Instructions for the task
Please retype every record exactly as it appears, omitting the pictures.

Exercise materials
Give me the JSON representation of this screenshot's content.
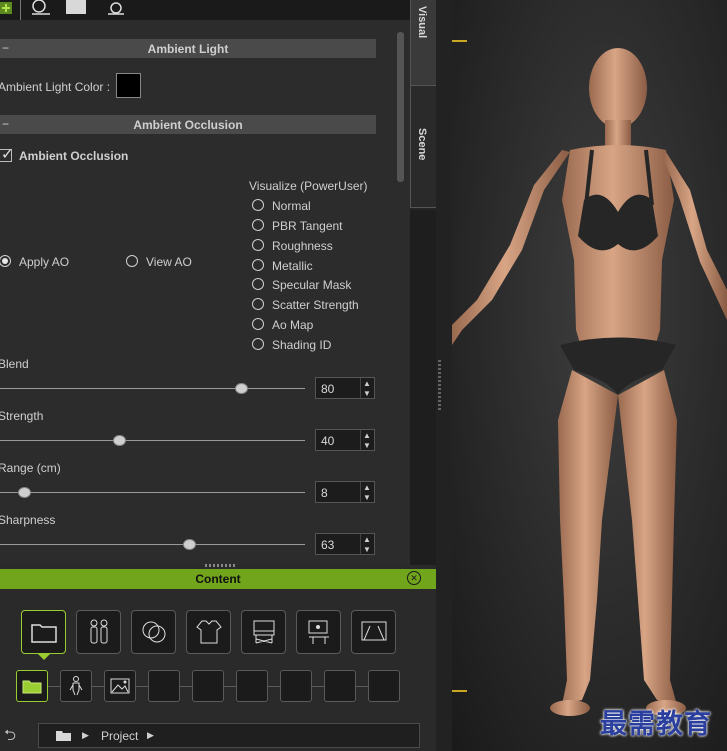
{
  "side_tabs": {
    "visual": "Visual",
    "scene": "Scene"
  },
  "ambient_light": {
    "header": "Ambient Light",
    "collapse_symbol": "−",
    "color_label": "Ambient Light Color :",
    "color": "#000000"
  },
  "ambient_occlusion": {
    "header": "Ambient Occlusion",
    "collapse_symbol": "−",
    "checkbox_label": "Ambient Occlusion",
    "checked": true,
    "mode_apply": "Apply AO",
    "mode_view": "View AO",
    "selected_mode": "Apply AO",
    "visualize_title": "Visualize (PowerUser)",
    "visualize_options": [
      "Normal",
      "PBR Tangent",
      "Roughness",
      "Metallic",
      "Specular Mask",
      "Scatter Strength",
      "Ao Map",
      "Shading ID"
    ],
    "sliders": {
      "blend": {
        "label": "Blend",
        "value": "80",
        "fraction": 0.79
      },
      "strength": {
        "label": "Strength",
        "value": "40",
        "fraction": 0.39
      },
      "range": {
        "label": "Range (cm)",
        "value": "8",
        "fraction": 0.08
      },
      "sharpness": {
        "label": "Sharpness",
        "value": "63",
        "fraction": 0.62
      }
    }
  },
  "content": {
    "title": "Content",
    "close_symbol": "✕",
    "categories": [
      "folder-icon",
      "characters-icon",
      "materials-icon",
      "clothing-icon",
      "props-icon",
      "scene-icon",
      "stage-icon"
    ],
    "path_label": "Project",
    "arrow_symbol": "▶",
    "back_symbol": "⮌"
  },
  "watermark": "最需教育",
  "colors": {
    "accent_green": "#71a51b",
    "panel_bg": "#2c2c2c"
  }
}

Answer box
Give me the JSON representation of this screenshot's content.
{
  "side_tabs": {
    "visual": "Visual",
    "scene": "Scene"
  },
  "ambient_light": {
    "header": "Ambient Light",
    "collapse_symbol": "−",
    "color_label": "Ambient Light Color :",
    "color": "#000000"
  },
  "ambient_occlusion": {
    "header": "Ambient Occlusion",
    "collapse_symbol": "−",
    "checkbox_label": "Ambient Occlusion",
    "checked": true,
    "mode_apply": "Apply AO",
    "mode_view": "View AO",
    "selected_mode": "Apply AO",
    "visualize_title": "Visualize (PowerUser)",
    "visualize_options": [
      "Normal",
      "PBR Tangent",
      "Roughness",
      "Metallic",
      "Specular Mask",
      "Scatter Strength",
      "Ao Map",
      "Shading ID"
    ],
    "sliders": {
      "blend": {
        "label": "Blend",
        "value": "80",
        "fraction": 0.79
      },
      "strength": {
        "label": "Strength",
        "value": "40",
        "fraction": 0.39
      },
      "range": {
        "label": "Range (cm)",
        "value": "8",
        "fraction": 0.08
      },
      "sharpness": {
        "label": "Sharpness",
        "value": "63",
        "fraction": 0.62
      }
    }
  },
  "content": {
    "title": "Content",
    "close_symbol": "✕",
    "categories": [
      "folder-icon",
      "characters-icon",
      "materials-icon",
      "clothing-icon",
      "props-icon",
      "scene-icon",
      "stage-icon"
    ],
    "path_label": "Project",
    "arrow_symbol": "▶",
    "back_symbol": "⮌"
  },
  "watermark": "最需教育",
  "colors": {
    "accent_green": "#71a51b",
    "panel_bg": "#2c2c2c"
  }
}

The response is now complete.